The dose makes the poison
I probably sound like a broken record at this point, but the dose is important. This is a BIG DEAL when it comes to possible carcinogens.
Take for example two agents from Group 1: alcoholic beverages and Radium-224. We know that both of these things cause cancer in humans. However, I have a decent idea of how I can consume alcohol with a minimized risk of getting cancer from it. I cannot say the same for radium exposure.
Think about how many Group 1 carcinogens we might encounter on a daily basis: estrogen-progestrogen oral contraceptives (the common birth control pill), secondhand smoke, UV radiation, diesel exhaust, wood dust, and air pollution
We all make choices as to what we want to expose ourselves to, but some of it is inevitable. Sure, I can wear sunscreen, not be a firefighter, get vaccinated against HPV, and stay away from consuming opium (all Group 1). I also could have picked a different major in college so I was not exposed to a laundry list of carcinogenic chemicals in chemistry lab. However, I am not so sure I could avoid all radiation because I tend to hurt myself a lot and I like my doctors to know if my bones are in the right place.
Group 2A is an even bigger minefield. I’m not sure I can make it a day without being exposed to “very hot drinks,” nor can I make it a week without the “high temperature emissions” that occur from frying food. (I make fried tofu at least once a week, it’s a ritual.) If you’re thinking, “ew, well, tofu is gross anyway,” red meat is also found in Group 2A, so good luck.
Group 2B, where aspartame is now found, is in the same group as… aloe vera. The groups might tell you whether something has a link to cancer, but the groups do nothing to tell you how much exposure is necessary.
I mentioned something similar in my article on BPA and hormone disruptors, but I think it’s worth saying again: if you live your life trying to avoid everything that might cause some kind of health problem, it’s (1) futile and (2) a sad way to live. You can, however, understand that the dose matters, and do what you can to limit extremely risky exposures.
There are some very obvious things we can do to avoid getting cancer like not smoking and avoiding unprotected sun exposure, but for many types of cancer, and for many of the people impacted by cancer, there isn’t any one thing that you could say “caused” it. Cancer is so incredibly complex— some of it is luck, some of it is genetics, some of it is age, some of it is where we live— there’s no one piece of advice that you could give to help someone avoid cancer entirely.
Aspartame is a carcinogen. Or rather, a “possible carcinogen.” But so are many, many other things that we encounter on a daily basis. Whether something is classified as a carcinogen matters less to me than whether we are researching and trying to better understand why something could be carcinogenic.

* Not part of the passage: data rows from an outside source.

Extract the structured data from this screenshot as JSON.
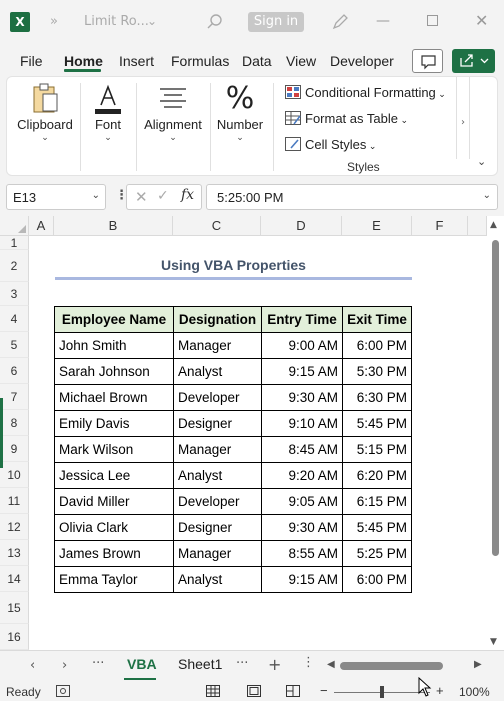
{
  "titlebar": {
    "title": "Limit Ro...",
    "signin_label": "Sign in",
    "app_letter": "X"
  },
  "menu": {
    "tabs": [
      "File",
      "Home",
      "Insert",
      "Formulas",
      "Data",
      "View",
      "Developer"
    ],
    "active": "Home"
  },
  "ribbon": {
    "groups": [
      {
        "label": "Clipboard",
        "icon": "clipboard-icon"
      },
      {
        "label": "Font",
        "icon": "font-color-icon"
      },
      {
        "label": "Alignment",
        "icon": "align-lines-icon"
      },
      {
        "label": "Number",
        "icon": "percent-icon"
      }
    ],
    "styles": {
      "conditional_formatting": "Conditional Formatting",
      "format_as_table": "Format as Table",
      "cell_styles": "Cell Styles",
      "group_label": "Styles"
    }
  },
  "formula_bar": {
    "name_box": "E13",
    "fx_label": "fx",
    "value": "5:25:00 PM"
  },
  "columns": [
    "A",
    "B",
    "C",
    "D",
    "E",
    "F"
  ],
  "rows": [
    "1",
    "2",
    "3",
    "4",
    "5",
    "6",
    "7",
    "8",
    "9",
    "10",
    "11",
    "12",
    "13",
    "14",
    "15",
    "16"
  ],
  "sheet": {
    "title": "Using VBA Properties",
    "headers": [
      "Employee Name",
      "Designation",
      "Entry Time",
      "Exit Time"
    ],
    "data": [
      [
        "John Smith",
        "Manager",
        "9:00 AM",
        "6:00 PM"
      ],
      [
        "Sarah Johnson",
        "Analyst",
        "9:15 AM",
        "5:30 PM"
      ],
      [
        "Michael Brown",
        "Developer",
        "9:30 AM",
        "6:30 PM"
      ],
      [
        "Emily Davis",
        "Designer",
        "9:10 AM",
        "5:45 PM"
      ],
      [
        "Mark Wilson",
        "Manager",
        "8:45 AM",
        "5:15 PM"
      ],
      [
        "Jessica Lee",
        "Analyst",
        "9:20 AM",
        "6:20 PM"
      ],
      [
        "David Miller",
        "Developer",
        "9:05 AM",
        "6:15 PM"
      ],
      [
        "Olivia Clark",
        "Designer",
        "9:30 AM",
        "5:45 PM"
      ],
      [
        "James Brown",
        "Manager",
        "8:55 AM",
        "5:25 PM"
      ],
      [
        "Emma Taylor",
        "Analyst",
        "9:15 AM",
        "6:00 PM"
      ]
    ]
  },
  "sheet_tabs": {
    "tabs": [
      "VBA",
      "Sheet1"
    ],
    "active": "VBA"
  },
  "status": {
    "ready": "Ready",
    "zoom": "100%"
  },
  "colors": {
    "accent": "#1e7145",
    "header_fill": "#e2efda",
    "title_text": "#44546a",
    "title_rule": "#a9b8e0"
  }
}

When an agent is added to the IARC’s list, I see this as a good thing. It means that attention is being called to whether something is dangerous for us, and it encourages transparency for consumers. Although the media might make it seem like a big deal, this is ideally how information is transmitted to consumers so that we can all better understand how what we are exposed to impacts our health.
I, for one, will continue to drink my diet sodas.